What more straightforwardly philosophical work might we need to do in order to determine the correct response to the disagreement between Nudds and Fulkerson? One task is to work out what role, if any, unity (or disunity) in the processing or mechanisms that enable perception should have in deciding questions about the unity or disunity of our capacity to perceive, tactually, or any other perceptual capacity. For example, the following question will need to be answered: might it not be the case that perception in a single (unified) modality is enabled by diverse mechanisms and processes, and perhaps by mechanisms and processes that also enable perception in another modality?
Fulkerson, M. (2013). The First Sense.
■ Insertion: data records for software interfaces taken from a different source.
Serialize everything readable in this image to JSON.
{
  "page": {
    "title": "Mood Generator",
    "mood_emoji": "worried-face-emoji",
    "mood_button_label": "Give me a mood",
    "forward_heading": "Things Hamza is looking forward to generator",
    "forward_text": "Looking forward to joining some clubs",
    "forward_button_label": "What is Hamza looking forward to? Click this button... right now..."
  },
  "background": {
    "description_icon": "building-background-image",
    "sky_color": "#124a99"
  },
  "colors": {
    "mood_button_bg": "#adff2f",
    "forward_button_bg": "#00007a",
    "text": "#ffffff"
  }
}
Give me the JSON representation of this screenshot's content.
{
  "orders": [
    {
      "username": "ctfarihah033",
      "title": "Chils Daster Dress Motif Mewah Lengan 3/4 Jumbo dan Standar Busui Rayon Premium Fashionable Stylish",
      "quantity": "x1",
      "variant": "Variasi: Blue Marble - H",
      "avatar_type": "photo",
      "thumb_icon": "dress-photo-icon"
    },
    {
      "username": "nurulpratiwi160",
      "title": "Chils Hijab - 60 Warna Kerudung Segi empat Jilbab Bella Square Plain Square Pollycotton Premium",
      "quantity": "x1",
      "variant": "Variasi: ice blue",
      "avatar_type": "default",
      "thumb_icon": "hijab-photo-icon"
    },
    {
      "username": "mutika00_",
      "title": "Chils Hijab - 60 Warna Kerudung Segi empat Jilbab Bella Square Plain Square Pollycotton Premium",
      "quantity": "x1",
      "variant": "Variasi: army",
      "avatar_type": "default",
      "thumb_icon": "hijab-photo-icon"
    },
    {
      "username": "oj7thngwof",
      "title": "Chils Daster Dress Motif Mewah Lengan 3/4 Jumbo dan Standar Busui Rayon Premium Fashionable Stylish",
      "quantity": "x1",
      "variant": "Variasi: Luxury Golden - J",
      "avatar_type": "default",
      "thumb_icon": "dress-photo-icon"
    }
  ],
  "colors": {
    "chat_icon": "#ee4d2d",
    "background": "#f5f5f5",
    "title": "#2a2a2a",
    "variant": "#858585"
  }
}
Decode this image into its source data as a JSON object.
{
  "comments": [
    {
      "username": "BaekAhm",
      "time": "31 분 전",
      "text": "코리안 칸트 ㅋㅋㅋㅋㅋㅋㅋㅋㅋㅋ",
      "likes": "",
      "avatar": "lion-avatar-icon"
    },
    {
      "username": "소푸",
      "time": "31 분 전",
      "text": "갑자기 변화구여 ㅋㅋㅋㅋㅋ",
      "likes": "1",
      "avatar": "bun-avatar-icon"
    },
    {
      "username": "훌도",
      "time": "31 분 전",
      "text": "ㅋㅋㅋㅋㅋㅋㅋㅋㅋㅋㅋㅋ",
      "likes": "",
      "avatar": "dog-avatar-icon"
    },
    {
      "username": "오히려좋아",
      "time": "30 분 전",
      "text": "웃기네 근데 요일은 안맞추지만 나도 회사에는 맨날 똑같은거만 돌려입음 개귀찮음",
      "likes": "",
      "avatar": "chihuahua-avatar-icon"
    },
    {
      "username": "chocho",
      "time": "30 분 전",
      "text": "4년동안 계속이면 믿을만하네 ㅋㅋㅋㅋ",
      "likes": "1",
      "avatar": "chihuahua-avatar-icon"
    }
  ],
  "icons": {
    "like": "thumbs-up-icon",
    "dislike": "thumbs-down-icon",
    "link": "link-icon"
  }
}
Cambridge, MA: MIT Press.
Gray, R. (2013). Is There a Space of Sensory Modalities? Erkenntnis. 78 (6), 1259-1273.
Macpherson, F. (2011). Taxonomising the Senses. Philosophical Studies. 153 (1), 123-142.
Wilson, D. A. and Stevenson, R. J. (2006). Learning to Smell: Olfactory Perception from Neurobiology to Behaviour. Baltimore: John Hopkins University Press.
Wilson, D. A. and Stevenson, R. J. (2007). Odour Perception: an Object Recognition Approach. Perception 36: 1821-1833.